This is the debut solo album by 71-year-old Jerry Lawson, a 40-year member of the great vocal group The Persuasions. Produced by Nashville-based singer/songwriter Eric Brace, Lawson’s album has a just a bit of twang, but truly focuses on the singer’s majestic tenor and the soul sound that this longtime artist has perfected. Lawson leads with Paul Simon’s “Peace Like a River,” but also covers a few wonderful songs by Brace and others; this material and singer are gems to be treasured.
Founded by vocalist Vanessa Bley (daughter of influential jazz pianist Paul Bley) and tenor saxophonist Stuart Matthewman (who played that terrific sax solo on Sade’s “Smooth Operator” and guitar on many of the R&B diva’s songs), Twin Danger’s glistening late-night jazz hints at Twin Peaks’ eeriness and film noirish isolation. As acoustic bassist Larry Grenadier maneuvers the low end, Bley sings like a sad torch singer lost somewhere on Sunset Boulevard. Twin Danger’s songs are strong, their performance hypnotizes; consider your heart broken.
An eight-track collage adapted from a live installation at New York’s Guggenheim Museum, HIVE1 sits between playing mind games with a maniacal AI and being bathed in cosmic rays; no matter how the pod bay doors opened, shields are down, mutations are triggered, and the computer array is fluctuating deliriously. The ensemble piece cycles from diffuse to locked-in grooves, oscillating between propulsive squelches and seismic reentry. Orbit is decaying and what’s left is fiery atmosphere.
KERMIT RUFFINS & THE BARBECUE SWINGERS
Ruffins and his funk-meets-trad jazz band play with such an relaxed, live jamming style, and the musicianship is so fine, that the listener almost expects to hear applause after the bandleader or his stellar piano/keys player Yoshitaka “Z2” Tsuji takes a solo.
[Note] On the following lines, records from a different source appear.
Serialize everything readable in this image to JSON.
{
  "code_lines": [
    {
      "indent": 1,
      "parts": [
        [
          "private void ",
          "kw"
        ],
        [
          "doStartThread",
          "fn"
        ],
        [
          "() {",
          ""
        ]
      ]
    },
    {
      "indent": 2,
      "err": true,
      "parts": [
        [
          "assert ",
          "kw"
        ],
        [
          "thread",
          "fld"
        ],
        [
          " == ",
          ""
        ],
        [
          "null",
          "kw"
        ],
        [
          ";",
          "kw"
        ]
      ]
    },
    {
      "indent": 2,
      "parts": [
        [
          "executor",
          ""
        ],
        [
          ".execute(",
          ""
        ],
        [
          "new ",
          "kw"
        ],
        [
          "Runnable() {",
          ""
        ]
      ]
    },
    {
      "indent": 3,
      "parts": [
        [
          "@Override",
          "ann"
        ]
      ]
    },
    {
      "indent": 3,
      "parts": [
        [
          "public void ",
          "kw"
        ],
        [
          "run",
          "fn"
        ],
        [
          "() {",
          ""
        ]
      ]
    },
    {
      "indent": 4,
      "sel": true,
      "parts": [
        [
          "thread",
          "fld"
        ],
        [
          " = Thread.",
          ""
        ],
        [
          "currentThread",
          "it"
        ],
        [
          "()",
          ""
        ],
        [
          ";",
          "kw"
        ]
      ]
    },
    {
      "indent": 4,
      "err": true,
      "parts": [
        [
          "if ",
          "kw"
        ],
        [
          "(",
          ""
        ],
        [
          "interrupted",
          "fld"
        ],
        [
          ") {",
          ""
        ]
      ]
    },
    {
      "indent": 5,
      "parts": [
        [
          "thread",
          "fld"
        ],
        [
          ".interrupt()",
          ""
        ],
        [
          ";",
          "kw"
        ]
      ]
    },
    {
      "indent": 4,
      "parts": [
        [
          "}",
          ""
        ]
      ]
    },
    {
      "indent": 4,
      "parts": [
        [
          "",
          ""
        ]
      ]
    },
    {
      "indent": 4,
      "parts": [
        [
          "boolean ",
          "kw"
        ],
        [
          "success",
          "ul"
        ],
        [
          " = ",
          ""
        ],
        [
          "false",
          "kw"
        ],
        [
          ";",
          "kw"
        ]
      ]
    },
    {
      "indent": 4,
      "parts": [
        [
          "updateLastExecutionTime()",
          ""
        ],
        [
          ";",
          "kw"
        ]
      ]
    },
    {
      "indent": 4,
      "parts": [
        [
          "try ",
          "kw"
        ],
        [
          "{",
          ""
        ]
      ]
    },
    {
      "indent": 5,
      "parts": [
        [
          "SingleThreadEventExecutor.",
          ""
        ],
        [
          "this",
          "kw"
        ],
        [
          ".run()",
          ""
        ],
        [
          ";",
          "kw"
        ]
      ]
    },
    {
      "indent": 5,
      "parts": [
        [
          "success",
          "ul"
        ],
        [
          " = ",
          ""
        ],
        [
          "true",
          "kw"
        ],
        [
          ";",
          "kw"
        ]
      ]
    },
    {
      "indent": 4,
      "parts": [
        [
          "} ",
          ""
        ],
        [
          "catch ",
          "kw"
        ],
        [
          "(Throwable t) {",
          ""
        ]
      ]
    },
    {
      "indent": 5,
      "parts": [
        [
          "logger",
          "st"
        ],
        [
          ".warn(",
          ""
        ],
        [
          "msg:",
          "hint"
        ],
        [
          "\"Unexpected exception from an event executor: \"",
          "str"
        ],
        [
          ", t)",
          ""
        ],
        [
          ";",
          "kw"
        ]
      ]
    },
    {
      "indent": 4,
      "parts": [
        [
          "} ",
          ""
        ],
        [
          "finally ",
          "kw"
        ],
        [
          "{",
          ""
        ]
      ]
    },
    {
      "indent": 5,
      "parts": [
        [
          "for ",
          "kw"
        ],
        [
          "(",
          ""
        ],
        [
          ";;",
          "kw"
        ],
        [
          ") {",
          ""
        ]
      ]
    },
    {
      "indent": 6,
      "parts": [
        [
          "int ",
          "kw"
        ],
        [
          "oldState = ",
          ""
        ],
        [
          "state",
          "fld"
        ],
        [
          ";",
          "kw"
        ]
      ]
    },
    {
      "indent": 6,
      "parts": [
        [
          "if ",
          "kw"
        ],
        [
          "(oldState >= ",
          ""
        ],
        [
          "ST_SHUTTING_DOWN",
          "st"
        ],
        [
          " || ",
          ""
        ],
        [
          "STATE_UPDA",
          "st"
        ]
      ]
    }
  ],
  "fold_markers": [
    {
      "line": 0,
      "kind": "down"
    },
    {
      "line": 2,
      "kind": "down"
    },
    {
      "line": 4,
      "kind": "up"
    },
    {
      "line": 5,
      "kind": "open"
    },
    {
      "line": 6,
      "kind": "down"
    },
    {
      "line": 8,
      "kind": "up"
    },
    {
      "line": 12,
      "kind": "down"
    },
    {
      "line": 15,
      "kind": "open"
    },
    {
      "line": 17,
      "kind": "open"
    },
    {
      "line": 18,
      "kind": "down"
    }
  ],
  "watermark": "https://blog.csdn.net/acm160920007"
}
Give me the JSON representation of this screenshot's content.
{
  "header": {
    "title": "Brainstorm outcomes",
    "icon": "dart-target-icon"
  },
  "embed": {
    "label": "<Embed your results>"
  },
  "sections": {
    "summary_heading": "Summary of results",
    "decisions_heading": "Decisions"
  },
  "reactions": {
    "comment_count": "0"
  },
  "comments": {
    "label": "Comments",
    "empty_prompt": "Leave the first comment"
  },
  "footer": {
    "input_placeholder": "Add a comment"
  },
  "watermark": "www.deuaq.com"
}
This album—and Ruffins’ style in general—comes from such a winning combination of virtuosity and pure joy that chestnuts like “Tipitina” and “I Can’t Give You Anything but Love” shine with new light.
TODD RUNDGREN/EMIL NIKOLAISEN/HANS-PETER LINDSTRØM
SMALL TOWN SUPERSOUND
Norwegian producer Lindstrøm, Serena-Maneesh’s Emil Nikolaisen, and pop pioneer Todd Rundgren converge for 39 minutes of sprawling electronic experimentalism that recalls not only Rundgren’s Utopia and A Wizard a True Star periods but also The Orb and Oneohtrix Point Never. Runddans pulsates via swelling synths, sparse instrumentation, and Rundgren’s reverberated vocals. Opening tracks are devoted to frothy synth arpeggios, followed by beat-driven song forays, resounding keyboards, and crunching drums.